**Data listing**
───

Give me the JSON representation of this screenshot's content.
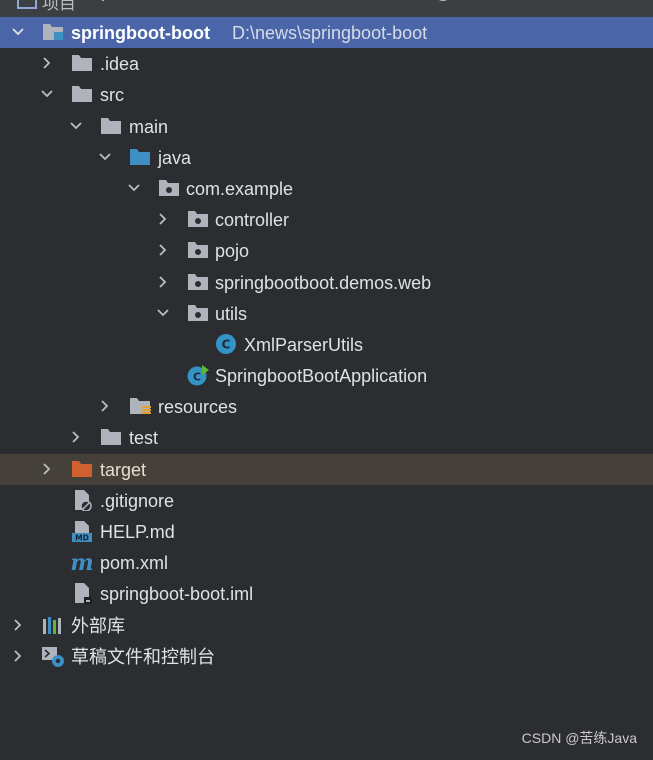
{
  "toolbar": {
    "title": "项目"
  },
  "tree": {
    "root": {
      "label": "springboot-boot",
      "path": "D:\\news\\springboot-boot"
    },
    "idea": "idea_placeholder",
    "items": [
      {
        "label": ".idea"
      },
      {
        "label": "src"
      },
      {
        "label": "main"
      },
      {
        "label": "java"
      },
      {
        "label": "com.example"
      },
      {
        "label": "controller"
      },
      {
        "label": "pojo"
      },
      {
        "label": "springbootboot.demos.web"
      },
      {
        "label": "utils"
      },
      {
        "label": "XmlParserUtils"
      },
      {
        "label": "SpringbootBootApplication"
      },
      {
        "label": "resources"
      },
      {
        "label": "test"
      },
      {
        "label": "target"
      },
      {
        "label": ".gitignore"
      },
      {
        "label": "HELP.md"
      },
      {
        "label": "pom.xml"
      },
      {
        "label": "springboot-boot.iml"
      },
      {
        "label": "外部库"
      },
      {
        "label": "草稿文件和控制台"
      }
    ]
  },
  "colors": {
    "selected_row": "#4a66a8",
    "excluded_row": "#45403a",
    "folder": "#aeb3bc",
    "source_folder": "#3d8fc4",
    "excluded_folder": "#d06030",
    "class_icon": "#3592c4"
  },
  "watermark": "CSDN @苦练Java"
}
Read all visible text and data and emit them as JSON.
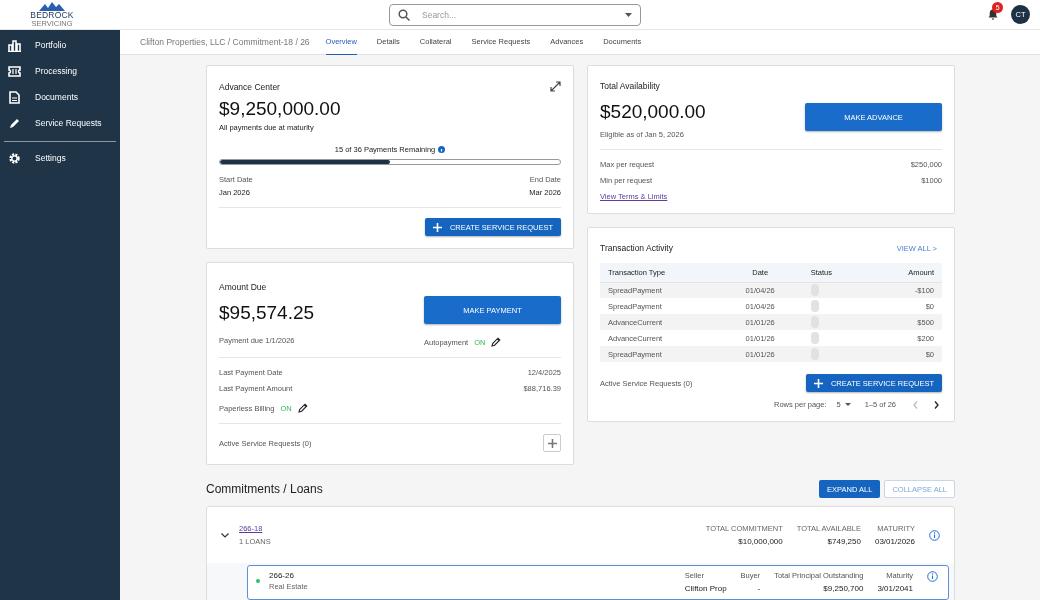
{
  "header": {
    "logo": {
      "name": "BEDROCK",
      "tagline": "SERVICING"
    },
    "search": {
      "placeholder": "Search..."
    },
    "notifications": {
      "count": "5"
    },
    "avatar": {
      "initials": "CT"
    }
  },
  "sidebar": {
    "items": [
      {
        "label": "Portfolio"
      },
      {
        "label": "Processing"
      },
      {
        "label": "Documents"
      },
      {
        "label": "Service Requests"
      }
    ],
    "footer_items": [
      {
        "label": "Settings"
      }
    ]
  },
  "breadcrumb": "Clifton Properties, LLC / Commitment-18 / 26",
  "tabs": [
    {
      "label": "Overview",
      "selected": true
    },
    {
      "label": "Details",
      "selected": false
    },
    {
      "label": "Collateral",
      "selected": false
    },
    {
      "label": "Service Requests",
      "selected": false
    },
    {
      "label": "Advances",
      "selected": false
    },
    {
      "label": "Documents",
      "selected": false
    }
  ],
  "advance_center": {
    "title": "Advance Center",
    "amount": "$9,250,000.00",
    "subtitle": "All payments due at maturity",
    "progress": {
      "label": "15 of 36 Payments Remaining",
      "level": 0.5
    },
    "start": {
      "label": "Start Date",
      "value": "Jan 2026"
    },
    "end": {
      "label": "End Date",
      "value": "Mar 2026"
    },
    "button": "CREATE SERVICE REQUEST"
  },
  "amount_due": {
    "title": "Amount Due",
    "amount": "$95,574.25",
    "button": "MAKE PAYMENT",
    "due": "Payment due 1/1/2026",
    "autopay": {
      "label": "Autopayment",
      "value": "ON",
      "on": true
    },
    "rows": [
      {
        "label": "Last Payment Date",
        "value": "12/4/2025"
      },
      {
        "label": "Last Payment Amount",
        "value": "$88,716.39"
      }
    ],
    "paperless": {
      "label": "Paperless Billing",
      "value": "ON",
      "on": true
    },
    "active_requests": "Active Service Requests (0)"
  },
  "availability": {
    "title": "Total Availability",
    "amount": "$520,000.00",
    "button": "MAKE ADVANCE",
    "eligible": "Eligible as of Jan 5, 2026",
    "rows": [
      {
        "label": "Max per request",
        "value": "$250,000"
      },
      {
        "label": "Min per request",
        "value": "$1000"
      }
    ],
    "link": "View Terms & Limits"
  },
  "transactions": {
    "title": "Transaction Activity",
    "view_all": "VIEW ALL >",
    "columns": [
      "Transaction Type",
      "Date",
      "Status",
      "Amount"
    ],
    "rows": [
      {
        "type": "SpreadPayment",
        "date": "01/04/26",
        "amount": "-$100"
      },
      {
        "type": "SpreadPayment",
        "date": "01/04/26",
        "amount": "$0"
      },
      {
        "type": "AdvanceCurrent",
        "date": "01/01/26",
        "amount": "$500"
      },
      {
        "type": "AdvanceCurrent",
        "date": "01/01/26",
        "amount": "$200"
      },
      {
        "type": "SpreadPayment",
        "date": "01/01/26",
        "amount": "$0"
      }
    ],
    "active_requests": "Active Service Requests (0)",
    "button": "CREATE SERVICE REQUEST",
    "pagination": {
      "label": "Rows per page:",
      "rows_value": "5",
      "range": "1–5 of 26",
      "prev_disabled": true,
      "next_disabled": false
    }
  },
  "commitments": {
    "title": "Commitments / Loans",
    "expand": "EXPAND ALL",
    "collapse": "COLLAPSE ALL",
    "groups": [
      {
        "id": "266-18",
        "count": "1 LOANS",
        "expanded": true,
        "stats": [
          {
            "label": "TOTAL COMMITMENT",
            "value": "$10,000,000"
          },
          {
            "label": "TOTAL AVAILABLE",
            "value": "$749,250"
          },
          {
            "label": "MATURITY",
            "value": "03/01/2026"
          }
        ],
        "loans": [
          {
            "id": "266-26",
            "type": "Real Estate",
            "active": true,
            "fields": [
              {
                "label": "Seller",
                "value": "Clifton Prop"
              },
              {
                "label": "Buyer",
                "value": "-"
              },
              {
                "label": "Total Principal Outstanding",
                "value": "$9,250,700"
              },
              {
                "label": "Maturity",
                "value": "3/01/2041"
              }
            ]
          }
        ]
      }
    ]
  }
}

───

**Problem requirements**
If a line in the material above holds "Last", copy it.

**Completed exercise**
        "label": "Last Payment Date",
        "label": "Last Payment Amount",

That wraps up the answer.